___ MATERIALS PROVIDED

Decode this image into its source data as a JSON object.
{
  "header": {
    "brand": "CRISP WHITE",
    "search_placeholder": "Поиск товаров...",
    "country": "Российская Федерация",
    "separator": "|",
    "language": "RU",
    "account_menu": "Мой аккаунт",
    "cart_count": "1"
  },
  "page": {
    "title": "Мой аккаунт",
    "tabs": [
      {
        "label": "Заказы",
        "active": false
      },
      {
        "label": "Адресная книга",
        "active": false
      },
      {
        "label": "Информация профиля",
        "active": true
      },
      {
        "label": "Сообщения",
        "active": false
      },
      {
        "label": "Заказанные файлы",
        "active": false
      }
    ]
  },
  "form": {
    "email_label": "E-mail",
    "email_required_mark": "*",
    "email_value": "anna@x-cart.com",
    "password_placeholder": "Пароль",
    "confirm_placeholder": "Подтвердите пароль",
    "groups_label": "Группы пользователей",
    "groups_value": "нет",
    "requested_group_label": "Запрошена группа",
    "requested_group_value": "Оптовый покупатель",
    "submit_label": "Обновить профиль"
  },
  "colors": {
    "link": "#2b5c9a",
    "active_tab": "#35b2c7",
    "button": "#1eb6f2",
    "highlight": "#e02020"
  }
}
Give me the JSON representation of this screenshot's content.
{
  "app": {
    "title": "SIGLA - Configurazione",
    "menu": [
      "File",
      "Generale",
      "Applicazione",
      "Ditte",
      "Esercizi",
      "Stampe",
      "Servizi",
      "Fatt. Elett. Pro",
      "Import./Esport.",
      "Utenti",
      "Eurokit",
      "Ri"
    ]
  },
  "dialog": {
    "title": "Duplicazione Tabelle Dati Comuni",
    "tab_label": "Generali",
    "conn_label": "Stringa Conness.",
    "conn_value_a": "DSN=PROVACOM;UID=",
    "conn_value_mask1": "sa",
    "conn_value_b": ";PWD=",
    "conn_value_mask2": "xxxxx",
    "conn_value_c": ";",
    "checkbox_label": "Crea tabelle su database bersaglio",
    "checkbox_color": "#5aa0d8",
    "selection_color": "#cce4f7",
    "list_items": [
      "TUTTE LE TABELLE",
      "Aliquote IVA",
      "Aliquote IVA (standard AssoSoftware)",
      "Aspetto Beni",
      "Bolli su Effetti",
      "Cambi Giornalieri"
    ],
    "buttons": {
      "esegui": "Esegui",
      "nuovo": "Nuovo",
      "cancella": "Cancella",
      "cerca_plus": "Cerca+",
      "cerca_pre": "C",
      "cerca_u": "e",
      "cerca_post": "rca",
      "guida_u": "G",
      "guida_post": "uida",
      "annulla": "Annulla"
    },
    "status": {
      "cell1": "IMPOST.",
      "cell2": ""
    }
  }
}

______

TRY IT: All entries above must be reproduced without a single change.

RESPONSE BELOW:
Decode this image into its source data as a JSON object.
{
  "header": {
    "brand": "CRISP WHITE",
    "search_placeholder": "Поиск товаров...",
    "country": "Российская Федерация",
    "separator": "|",
    "language": "RU",
    "account_menu": "Мой аккаунт",
    "cart_count": "1"
  },
  "page": {
    "title": "Мой аккаунт",
    "tabs": [
      {
        "label": "Заказы",
        "active": false
      },
      {
        "label": "Адресная книга",
        "active": false
      },
      {
        "label": "Информация профиля",
        "active": true
      },
      {
        "label": "Сообщения",
        "active": false
      },
      {
        "label": "Заказанные файлы",
        "active": false
      }
    ]
  },
  "form": {
    "email_label": "E-mail",
    "email_required_mark": "*",
    "email_value": "anna@x-cart.com",
    "password_placeholder": "Пароль",
    "confirm_placeholder": "Подтвердите пароль",
    "groups_label": "Группы пользователей",
    "groups_value": "нет",
    "requested_group_label": "Запрошена группа",
    "requested_group_value": "Оптовый покупатель",
    "submit_label": "Обновить профиль"
  },
  "colors": {
    "link": "#2b5c9a",
    "active_tab": "#35b2c7",
    "button": "#1eb6f2",
    "highlight": "#e02020"
  }
}
Give me the JSON representation of this screenshot's content.
{
  "app": {
    "title": "SIGLA - Configurazione",
    "menu": [
      "File",
      "Generale",
      "Applicazione",
      "Ditte",
      "Esercizi",
      "Stampe",
      "Servizi",
      "Fatt. Elett. Pro",
      "Import./Esport.",
      "Utenti",
      "Eurokit",
      "Ri"
    ]
  },
  "dialog": {
    "title": "Duplicazione Tabelle Dati Comuni",
    "tab_label": "Generali",
    "conn_label": "Stringa Conness.",
    "conn_value_a": "DSN=PROVACOM;UID=",
    "conn_value_mask1": "sa",
    "conn_value_b": ";PWD=",
    "conn_value_mask2": "xxxxx",
    "conn_value_c": ";",
    "checkbox_label": "Crea tabelle su database bersaglio",
    "checkbox_color": "#5aa0d8",
    "selection_color": "#cce4f7",
    "list_items": [
      "TUTTE LE TABELLE",
      "Aliquote IVA",
      "Aliquote IVA (standard AssoSoftware)",
      "Aspetto Beni",
      "Bolli su Effetti",
      "Cambi Giornalieri"
    ],
    "buttons": {
      "esegui": "Esegui",
      "nuovo": "Nuovo",
      "cancella": "Cancella",
      "cerca_plus": "Cerca+",
      "cerca_pre": "C",
      "cerca_u": "e",
      "cerca_post": "rca",
      "guida_u": "G",
      "guida_post": "uida",
      "annulla": "Annulla"
    },
    "status": {
      "cell1": "IMPOST.",
      "cell2": ""
    }
  }
}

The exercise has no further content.